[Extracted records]
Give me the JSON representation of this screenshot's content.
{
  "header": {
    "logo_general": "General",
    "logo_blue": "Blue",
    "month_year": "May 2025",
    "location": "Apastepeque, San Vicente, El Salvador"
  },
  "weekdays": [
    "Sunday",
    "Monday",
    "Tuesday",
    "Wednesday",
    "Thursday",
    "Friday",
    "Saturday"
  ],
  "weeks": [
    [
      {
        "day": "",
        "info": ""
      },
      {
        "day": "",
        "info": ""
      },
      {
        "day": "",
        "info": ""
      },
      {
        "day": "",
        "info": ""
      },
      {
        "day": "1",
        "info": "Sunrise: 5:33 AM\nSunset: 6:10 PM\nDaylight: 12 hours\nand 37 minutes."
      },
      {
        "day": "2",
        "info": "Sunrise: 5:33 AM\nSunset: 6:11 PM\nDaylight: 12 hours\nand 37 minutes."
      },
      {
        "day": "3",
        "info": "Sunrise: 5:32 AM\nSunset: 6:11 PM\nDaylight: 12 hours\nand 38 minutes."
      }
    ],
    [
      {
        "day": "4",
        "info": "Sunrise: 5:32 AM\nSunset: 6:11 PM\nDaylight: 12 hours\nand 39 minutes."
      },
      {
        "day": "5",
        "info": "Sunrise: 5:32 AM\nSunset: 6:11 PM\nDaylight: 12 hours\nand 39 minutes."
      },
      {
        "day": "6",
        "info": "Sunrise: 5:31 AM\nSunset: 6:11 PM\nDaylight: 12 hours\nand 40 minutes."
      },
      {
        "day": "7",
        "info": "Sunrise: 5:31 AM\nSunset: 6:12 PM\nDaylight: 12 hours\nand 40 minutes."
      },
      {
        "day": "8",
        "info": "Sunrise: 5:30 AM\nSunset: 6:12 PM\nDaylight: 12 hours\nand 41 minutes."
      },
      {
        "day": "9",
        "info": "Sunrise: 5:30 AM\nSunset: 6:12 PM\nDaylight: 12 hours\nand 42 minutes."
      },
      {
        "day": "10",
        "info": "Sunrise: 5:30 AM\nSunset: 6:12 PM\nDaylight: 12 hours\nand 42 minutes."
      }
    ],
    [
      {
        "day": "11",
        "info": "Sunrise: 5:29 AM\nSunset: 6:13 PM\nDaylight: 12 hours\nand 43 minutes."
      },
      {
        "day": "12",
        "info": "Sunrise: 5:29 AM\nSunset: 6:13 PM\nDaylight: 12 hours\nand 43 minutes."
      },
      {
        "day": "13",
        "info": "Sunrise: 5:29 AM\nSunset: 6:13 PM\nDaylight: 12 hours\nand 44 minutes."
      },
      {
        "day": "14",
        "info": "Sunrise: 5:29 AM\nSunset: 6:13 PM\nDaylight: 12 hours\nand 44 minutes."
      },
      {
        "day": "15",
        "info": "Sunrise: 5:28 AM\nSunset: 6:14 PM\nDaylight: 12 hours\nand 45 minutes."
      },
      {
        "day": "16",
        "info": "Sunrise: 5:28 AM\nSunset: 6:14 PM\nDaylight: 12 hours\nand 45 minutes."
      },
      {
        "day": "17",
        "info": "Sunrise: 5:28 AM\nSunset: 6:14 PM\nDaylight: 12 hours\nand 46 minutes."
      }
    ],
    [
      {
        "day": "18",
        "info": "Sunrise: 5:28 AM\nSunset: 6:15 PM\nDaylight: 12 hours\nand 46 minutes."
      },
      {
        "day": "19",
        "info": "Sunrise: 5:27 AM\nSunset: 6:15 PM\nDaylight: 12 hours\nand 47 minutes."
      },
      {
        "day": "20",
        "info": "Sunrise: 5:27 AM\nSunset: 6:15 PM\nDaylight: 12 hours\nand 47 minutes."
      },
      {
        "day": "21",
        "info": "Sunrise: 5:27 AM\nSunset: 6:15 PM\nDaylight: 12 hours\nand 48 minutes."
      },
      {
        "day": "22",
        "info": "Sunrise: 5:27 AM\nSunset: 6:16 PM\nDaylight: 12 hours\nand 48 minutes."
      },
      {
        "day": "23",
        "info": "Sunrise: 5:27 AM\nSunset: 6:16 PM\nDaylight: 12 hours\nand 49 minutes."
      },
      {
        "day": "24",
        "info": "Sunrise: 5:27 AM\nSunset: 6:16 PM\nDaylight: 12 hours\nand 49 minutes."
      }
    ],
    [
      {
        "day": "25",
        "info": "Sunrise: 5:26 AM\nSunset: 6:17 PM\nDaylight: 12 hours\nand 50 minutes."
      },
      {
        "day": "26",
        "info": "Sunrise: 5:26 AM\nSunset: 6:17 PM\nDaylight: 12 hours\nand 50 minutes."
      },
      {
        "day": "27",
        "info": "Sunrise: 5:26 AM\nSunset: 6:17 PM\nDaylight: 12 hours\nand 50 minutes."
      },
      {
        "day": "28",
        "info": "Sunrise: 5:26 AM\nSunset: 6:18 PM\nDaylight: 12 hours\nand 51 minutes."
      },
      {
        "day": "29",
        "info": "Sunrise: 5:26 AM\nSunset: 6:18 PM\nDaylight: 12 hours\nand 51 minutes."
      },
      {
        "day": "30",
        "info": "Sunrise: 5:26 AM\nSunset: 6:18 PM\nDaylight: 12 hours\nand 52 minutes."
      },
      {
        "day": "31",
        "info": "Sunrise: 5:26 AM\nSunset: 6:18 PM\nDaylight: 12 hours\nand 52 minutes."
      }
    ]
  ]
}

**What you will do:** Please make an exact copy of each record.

**Exercise answer:**
Give me the JSON representation of this screenshot's content.
{
  "header": {
    "logo_general": "General",
    "logo_blue": "Blue",
    "month_year": "May 2025",
    "location": "Apastepeque, San Vicente, El Salvador"
  },
  "weekdays": [
    "Sunday",
    "Monday",
    "Tuesday",
    "Wednesday",
    "Thursday",
    "Friday",
    "Saturday"
  ],
  "weeks": [
    [
      {
        "day": "",
        "info": ""
      },
      {
        "day": "",
        "info": ""
      },
      {
        "day": "",
        "info": ""
      },
      {
        "day": "",
        "info": ""
      },
      {
        "day": "1",
        "info": "Sunrise: 5:33 AM\nSunset: 6:10 PM\nDaylight: 12 hours\nand 37 minutes."
      },
      {
        "day": "2",
        "info": "Sunrise: 5:33 AM\nSunset: 6:11 PM\nDaylight: 12 hours\nand 37 minutes."
      },
      {
        "day": "3",
        "info": "Sunrise: 5:32 AM\nSunset: 6:11 PM\nDaylight: 12 hours\nand 38 minutes."
      }
    ],
    [
      {
        "day": "4",
        "info": "Sunrise: 5:32 AM\nSunset: 6:11 PM\nDaylight: 12 hours\nand 39 minutes."
      },
      {
        "day": "5",
        "info": "Sunrise: 5:32 AM\nSunset: 6:11 PM\nDaylight: 12 hours\nand 39 minutes."
      },
      {
        "day": "6",
        "info": "Sunrise: 5:31 AM\nSunset: 6:11 PM\nDaylight: 12 hours\nand 40 minutes."
      },
      {
        "day": "7",
        "info": "Sunrise: 5:31 AM\nSunset: 6:12 PM\nDaylight: 12 hours\nand 40 minutes."
      },
      {
        "day": "8",
        "info": "Sunrise: 5:30 AM\nSunset: 6:12 PM\nDaylight: 12 hours\nand 41 minutes."
      },
      {
        "day": "9",
        "info": "Sunrise: 5:30 AM\nSunset: 6:12 PM\nDaylight: 12 hours\nand 42 minutes."
      },
      {
        "day": "10",
        "info": "Sunrise: 5:30 AM\nSunset: 6:12 PM\nDaylight: 12 hours\nand 42 minutes."
      }
    ],
    [
      {
        "day": "11",
        "info": "Sunrise: 5:29 AM\nSunset: 6:13 PM\nDaylight: 12 hours\nand 43 minutes."
      },
      {
        "day": "12",
        "info": "Sunrise: 5:29 AM\nSunset: 6:13 PM\nDaylight: 12 hours\nand 43 minutes."
      },
      {
        "day": "13",
        "info": "Sunrise: 5:29 AM\nSunset: 6:13 PM\nDaylight: 12 hours\nand 44 minutes."
      },
      {
        "day": "14",
        "info": "Sunrise: 5:29 AM\nSunset: 6:13 PM\nDaylight: 12 hours\nand 44 minutes."
      },
      {
        "day": "15",
        "info": "Sunrise: 5:28 AM\nSunset: 6:14 PM\nDaylight: 12 hours\nand 45 minutes."
      },
      {
        "day": "16",
        "info": "Sunrise: 5:28 AM\nSunset: 6:14 PM\nDaylight: 12 hours\nand 45 minutes."
      },
      {
        "day": "17",
        "info": "Sunrise: 5:28 AM\nSunset: 6:14 PM\nDaylight: 12 hours\nand 46 minutes."
      }
    ],
    [
      {
        "day": "18",
        "info": "Sunrise: 5:28 AM\nSunset: 6:15 PM\nDaylight: 12 hours\nand 46 minutes."
      },
      {
        "day": "19",
        "info": "Sunrise: 5:27 AM\nSunset: 6:15 PM\nDaylight: 12 hours\nand 47 minutes."
      },
      {
        "day": "20",
        "info": "Sunrise: 5:27 AM\nSunset: 6:15 PM\nDaylight: 12 hours\nand 47 minutes."
      },
      {
        "day": "21",
        "info": "Sunrise: 5:27 AM\nSunset: 6:15 PM\nDaylight: 12 hours\nand 48 minutes."
      },
      {
        "day": "22",
        "info": "Sunrise: 5:27 AM\nSunset: 6:16 PM\nDaylight: 12 hours\nand 48 minutes."
      },
      {
        "day": "23",
        "info": "Sunrise: 5:27 AM\nSunset: 6:16 PM\nDaylight: 12 hours\nand 49 minutes."
      },
      {
        "day": "24",
        "info": "Sunrise: 5:27 AM\nSunset: 6:16 PM\nDaylight: 12 hours\nand 49 minutes."
      }
    ],
    [
      {
        "day": "25",
        "info": "Sunrise: 5:26 AM\nSunset: 6:17 PM\nDaylight: 12 hours\nand 50 minutes."
      },
      {
        "day": "26",
        "info": "Sunrise: 5:26 AM\nSunset: 6:17 PM\nDaylight: 12 hours\nand 50 minutes."
      },
      {
        "day": "27",
        "info": "Sunrise: 5:26 AM\nSunset: 6:17 PM\nDaylight: 12 hours\nand 50 minutes."
      },
      {
        "day": "28",
        "info": "Sunrise: 5:26 AM\nSunset: 6:18 PM\nDaylight: 12 hours\nand 51 minutes."
      },
      {
        "day": "29",
        "info": "Sunrise: 5:26 AM\nSunset: 6:18 PM\nDaylight: 12 hours\nand 51 minutes."
      },
      {
        "day": "30",
        "info": "Sunrise: 5:26 AM\nSunset: 6:18 PM\nDaylight: 12 hours\nand 52 minutes."
      },
      {
        "day": "31",
        "info": "Sunrise: 5:26 AM\nSunset: 6:18 PM\nDaylight: 12 hours\nand 52 minutes."
      }
    ]
  ]
}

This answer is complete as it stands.